When you name your junky-abducted-by-aliens genre movie “Fried Barry,” you set up certain expectations.
When your opening scene is an early ’60s looking “official warning viewers of what is coming, that it’s “classified” as “18,” and all manner of violence, drug abuse and sex will be shown in all their unsparing grossness, you prompt giggles as you further those expectations.
Slapping an “intermission” interstitial in it adds to the sense of “fun” you’re conveying.
Character names such as Fried Barry, Little Beast and Sticky Vicky and Caveman promising amusing “types.”
Brag about how it had no actual “script,” just a breakdown of scenes, thrown together over a weekend. Dialogue? The actors came up with that on the set. Thus, the “writer/director” credit in the opening morphs into “A Ryan Kruger Thing.”
But man, bragging about that lack of prep for this in-your-face, gross and grimly unfunny “romp” through Capetown’s street life? A little premature, sport. “Fried Barry” lacks the one thing you’ve promised with everything listed above — a light, loose touch.
It sets up as a “Brother from Another Planet” meets “Crank” genre mash-up, a goof on junky tales, alien abduction stories complete with penile probe and alien insemination.
But every tin-eared line of trite, slapdash dialogue (There isn’t much of it, but none of it is good.), every sophomoric “let’s throw Barry into another sexual situation, the uglier the better,” every leaden encounter — friendly or unfriendly — undercuts any sense of “fun” the picture might generate.
Granted, I wasn’t watching it in a theater full of hooting, hardcore genre devotees, but I found it just a slog.
Barry (Gary Green) is a high-mileage junky — he might be 50, he looks 60-plus — with a woman (Chanelle de Jager) who curses him, in English and Afrikaans, a toddler and an addiction that’s far more important to him than either of them.

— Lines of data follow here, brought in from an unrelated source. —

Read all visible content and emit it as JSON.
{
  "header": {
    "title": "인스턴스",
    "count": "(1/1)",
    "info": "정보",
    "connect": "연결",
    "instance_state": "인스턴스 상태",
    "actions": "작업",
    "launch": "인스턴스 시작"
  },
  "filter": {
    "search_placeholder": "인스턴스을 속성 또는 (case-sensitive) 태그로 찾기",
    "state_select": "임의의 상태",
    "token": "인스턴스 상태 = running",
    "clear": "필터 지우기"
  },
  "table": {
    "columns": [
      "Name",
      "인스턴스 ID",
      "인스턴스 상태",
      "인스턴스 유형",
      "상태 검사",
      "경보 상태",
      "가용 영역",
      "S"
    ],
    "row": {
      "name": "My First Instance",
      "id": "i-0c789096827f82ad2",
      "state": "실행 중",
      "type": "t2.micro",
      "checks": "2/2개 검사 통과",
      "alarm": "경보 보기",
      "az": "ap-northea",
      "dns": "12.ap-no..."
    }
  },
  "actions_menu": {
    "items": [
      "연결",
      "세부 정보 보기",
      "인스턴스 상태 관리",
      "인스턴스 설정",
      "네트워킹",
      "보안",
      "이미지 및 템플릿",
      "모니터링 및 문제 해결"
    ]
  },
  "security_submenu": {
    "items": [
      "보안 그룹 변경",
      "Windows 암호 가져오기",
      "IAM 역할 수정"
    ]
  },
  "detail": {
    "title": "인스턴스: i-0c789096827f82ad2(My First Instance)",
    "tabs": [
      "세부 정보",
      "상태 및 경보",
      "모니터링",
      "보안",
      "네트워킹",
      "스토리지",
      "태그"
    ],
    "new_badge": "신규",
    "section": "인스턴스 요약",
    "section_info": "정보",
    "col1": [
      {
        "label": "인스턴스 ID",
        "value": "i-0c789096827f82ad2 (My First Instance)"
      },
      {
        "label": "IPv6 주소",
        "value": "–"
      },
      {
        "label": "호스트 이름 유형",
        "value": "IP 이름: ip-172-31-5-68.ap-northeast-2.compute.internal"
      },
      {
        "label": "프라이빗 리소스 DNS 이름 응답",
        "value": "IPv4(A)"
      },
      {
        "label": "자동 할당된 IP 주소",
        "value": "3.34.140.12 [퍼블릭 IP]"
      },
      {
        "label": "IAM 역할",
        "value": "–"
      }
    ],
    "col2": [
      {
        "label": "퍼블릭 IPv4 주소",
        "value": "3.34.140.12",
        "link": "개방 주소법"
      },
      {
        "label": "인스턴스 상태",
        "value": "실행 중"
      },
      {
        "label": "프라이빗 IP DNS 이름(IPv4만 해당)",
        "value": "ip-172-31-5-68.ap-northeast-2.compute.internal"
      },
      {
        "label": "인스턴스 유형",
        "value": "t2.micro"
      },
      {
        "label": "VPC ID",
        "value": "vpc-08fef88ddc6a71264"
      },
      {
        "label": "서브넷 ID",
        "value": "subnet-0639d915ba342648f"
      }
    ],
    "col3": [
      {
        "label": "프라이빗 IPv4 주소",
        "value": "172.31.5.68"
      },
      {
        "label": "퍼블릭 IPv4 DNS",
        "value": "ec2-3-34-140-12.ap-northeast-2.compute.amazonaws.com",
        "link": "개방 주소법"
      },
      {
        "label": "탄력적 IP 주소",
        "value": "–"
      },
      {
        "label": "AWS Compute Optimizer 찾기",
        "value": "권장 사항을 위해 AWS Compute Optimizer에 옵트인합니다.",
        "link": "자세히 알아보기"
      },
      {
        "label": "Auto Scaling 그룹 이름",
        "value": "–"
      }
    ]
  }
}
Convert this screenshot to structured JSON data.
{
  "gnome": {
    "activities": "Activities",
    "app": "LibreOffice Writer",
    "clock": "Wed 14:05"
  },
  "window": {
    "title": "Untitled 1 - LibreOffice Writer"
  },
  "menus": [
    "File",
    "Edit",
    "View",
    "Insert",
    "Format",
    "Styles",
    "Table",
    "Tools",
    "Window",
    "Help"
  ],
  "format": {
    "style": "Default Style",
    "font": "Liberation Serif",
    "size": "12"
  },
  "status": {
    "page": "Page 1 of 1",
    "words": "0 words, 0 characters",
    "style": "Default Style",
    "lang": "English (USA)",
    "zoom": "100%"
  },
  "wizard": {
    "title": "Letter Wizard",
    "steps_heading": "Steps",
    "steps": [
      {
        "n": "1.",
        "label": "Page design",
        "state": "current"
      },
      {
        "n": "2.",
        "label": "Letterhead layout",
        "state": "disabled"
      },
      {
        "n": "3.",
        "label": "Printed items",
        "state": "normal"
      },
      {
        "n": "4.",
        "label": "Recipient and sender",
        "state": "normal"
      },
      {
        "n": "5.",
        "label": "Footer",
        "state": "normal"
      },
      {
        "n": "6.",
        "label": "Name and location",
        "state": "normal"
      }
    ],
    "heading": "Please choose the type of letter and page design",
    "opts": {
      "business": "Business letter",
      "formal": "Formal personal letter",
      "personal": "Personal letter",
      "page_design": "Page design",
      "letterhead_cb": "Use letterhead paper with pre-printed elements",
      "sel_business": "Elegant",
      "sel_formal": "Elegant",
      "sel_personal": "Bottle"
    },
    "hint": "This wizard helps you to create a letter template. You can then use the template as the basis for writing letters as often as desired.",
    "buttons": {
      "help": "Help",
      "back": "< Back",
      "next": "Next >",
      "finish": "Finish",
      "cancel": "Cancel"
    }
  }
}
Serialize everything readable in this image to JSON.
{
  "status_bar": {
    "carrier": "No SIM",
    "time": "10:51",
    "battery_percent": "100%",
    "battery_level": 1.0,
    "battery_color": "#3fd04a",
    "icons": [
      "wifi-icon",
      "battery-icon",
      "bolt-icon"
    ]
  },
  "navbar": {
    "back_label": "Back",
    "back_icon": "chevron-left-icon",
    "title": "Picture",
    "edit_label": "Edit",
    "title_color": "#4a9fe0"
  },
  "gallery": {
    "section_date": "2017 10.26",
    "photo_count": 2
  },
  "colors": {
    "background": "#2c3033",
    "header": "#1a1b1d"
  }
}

He’s always looking for that next chance to cook up, and there’s a whole support system or barflies and fellow users to give him those chances.
But walking a back alley after his latest plunge — Kruger illustrates drug trips as diving underwater — he’s immersed in light, and lifted into the sky where a hallucinatory blur of probing, laser-scanning and aliens eyeballing him, etc. ensues. Yeah, that’s funny.
And then, still tripping, he’s dropped back on the street — catatonic, wild-eyed and high as a kite.
Barry’s “strange trip” takes him, staggering like a robotic zombie, through hookers, a rave and a bar pickup, because this gross, weathered slob of an addict is just catnip to the ladies.
He is assaulted and abused, nagged (the “wife” finds him) and kidnapped. He also lays a healing hand on a heart attack victim and makes an instant baby, conceived in bile, with a fetching sex worker.
Quite the night.
That which is offensive is meant to be humorously so, and never quite gets there. Barry’s odyssey has hints of a personal journey to it, a rebirth. Not really.
There are suggestions of “Starman” to Green’s performance, that puzzled, alien-in-a-strange-land who regards the world like a stoned pigeon and parrots what is said to him because speech is a “new thing.” But strip all the charm from that, give the guy one slack-jawed look, and that’s the “acting” we get.
The spare effects are terrific and just flashy enough to not seem out of place in a lowdown exploitation picutre like this.
One can see why the fanboys might buy into “Fried Barry” — the sci-fi/horror elements, the exploitation touches, the primitive sexism (all harridans and whores). But not me.
Let’s just say I got it, but I never got into it. Ever.
MPAA Rating: unrated, with violence, drug abuse, explicit sex, nudity and profanity
Cast: Gary Green, Chanelle de Jager, Kelsey Egan, Joey Cramer and Sean Cameron Michael
Credits: Written and directed by Ryan Kruger. A Rock Salt release.
Running time: 1:39